(Work instructions) Determine how many lines in the records hold "MONDAY", and give that number with nothing added.

(Recorded data)
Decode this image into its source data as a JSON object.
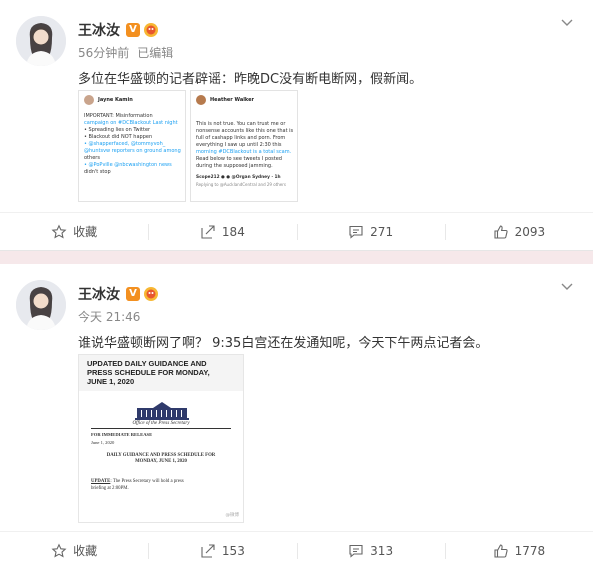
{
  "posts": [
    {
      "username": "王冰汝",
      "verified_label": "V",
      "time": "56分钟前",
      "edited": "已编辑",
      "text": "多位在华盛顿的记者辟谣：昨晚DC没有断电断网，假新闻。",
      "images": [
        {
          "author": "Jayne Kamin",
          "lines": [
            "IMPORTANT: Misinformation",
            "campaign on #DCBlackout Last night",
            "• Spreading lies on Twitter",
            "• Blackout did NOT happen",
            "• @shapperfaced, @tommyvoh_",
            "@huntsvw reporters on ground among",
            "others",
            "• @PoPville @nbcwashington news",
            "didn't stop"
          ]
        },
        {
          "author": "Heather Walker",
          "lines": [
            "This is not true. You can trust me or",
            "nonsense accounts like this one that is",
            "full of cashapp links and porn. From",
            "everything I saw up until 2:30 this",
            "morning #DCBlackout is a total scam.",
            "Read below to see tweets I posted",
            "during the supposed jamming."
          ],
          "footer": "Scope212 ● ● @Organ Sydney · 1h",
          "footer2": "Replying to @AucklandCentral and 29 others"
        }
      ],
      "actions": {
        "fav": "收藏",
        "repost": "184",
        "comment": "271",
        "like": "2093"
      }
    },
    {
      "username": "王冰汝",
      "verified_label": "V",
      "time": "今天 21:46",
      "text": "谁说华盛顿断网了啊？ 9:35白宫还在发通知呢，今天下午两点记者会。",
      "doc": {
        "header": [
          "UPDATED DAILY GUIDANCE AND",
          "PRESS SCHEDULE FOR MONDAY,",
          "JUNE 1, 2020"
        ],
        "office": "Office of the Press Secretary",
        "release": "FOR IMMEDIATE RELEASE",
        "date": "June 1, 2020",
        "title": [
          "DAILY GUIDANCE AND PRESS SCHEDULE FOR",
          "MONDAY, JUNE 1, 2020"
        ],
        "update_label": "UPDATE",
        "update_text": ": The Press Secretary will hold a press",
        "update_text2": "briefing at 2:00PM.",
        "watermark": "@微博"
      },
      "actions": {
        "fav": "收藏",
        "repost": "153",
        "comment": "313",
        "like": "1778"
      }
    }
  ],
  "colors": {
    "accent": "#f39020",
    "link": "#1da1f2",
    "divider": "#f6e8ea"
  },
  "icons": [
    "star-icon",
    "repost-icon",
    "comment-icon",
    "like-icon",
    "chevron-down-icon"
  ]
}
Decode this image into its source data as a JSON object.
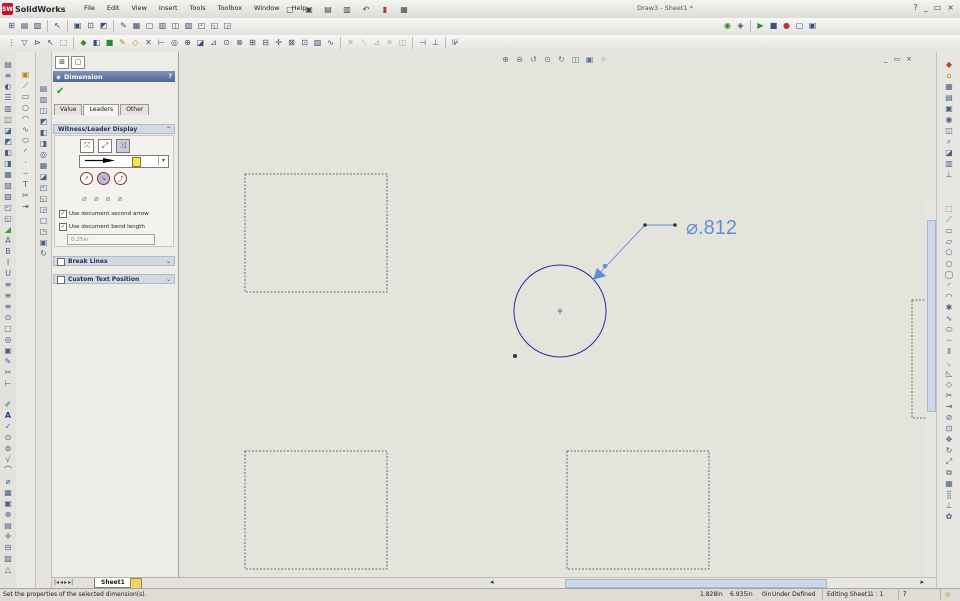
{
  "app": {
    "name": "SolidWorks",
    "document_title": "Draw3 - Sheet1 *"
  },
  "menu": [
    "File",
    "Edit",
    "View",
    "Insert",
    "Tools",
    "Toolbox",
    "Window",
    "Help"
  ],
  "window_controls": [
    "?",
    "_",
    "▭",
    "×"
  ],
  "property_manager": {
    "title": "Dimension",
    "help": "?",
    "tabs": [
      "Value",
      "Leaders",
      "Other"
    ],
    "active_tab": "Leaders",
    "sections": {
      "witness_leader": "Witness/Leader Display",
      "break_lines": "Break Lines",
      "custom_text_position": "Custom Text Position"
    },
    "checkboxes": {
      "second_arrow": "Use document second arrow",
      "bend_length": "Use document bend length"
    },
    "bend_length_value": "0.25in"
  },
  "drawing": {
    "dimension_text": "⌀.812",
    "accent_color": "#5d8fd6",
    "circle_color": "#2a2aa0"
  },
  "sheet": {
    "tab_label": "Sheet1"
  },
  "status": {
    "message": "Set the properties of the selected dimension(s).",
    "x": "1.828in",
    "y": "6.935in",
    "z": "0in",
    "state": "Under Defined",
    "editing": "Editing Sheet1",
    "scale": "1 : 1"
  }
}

(Response below) 2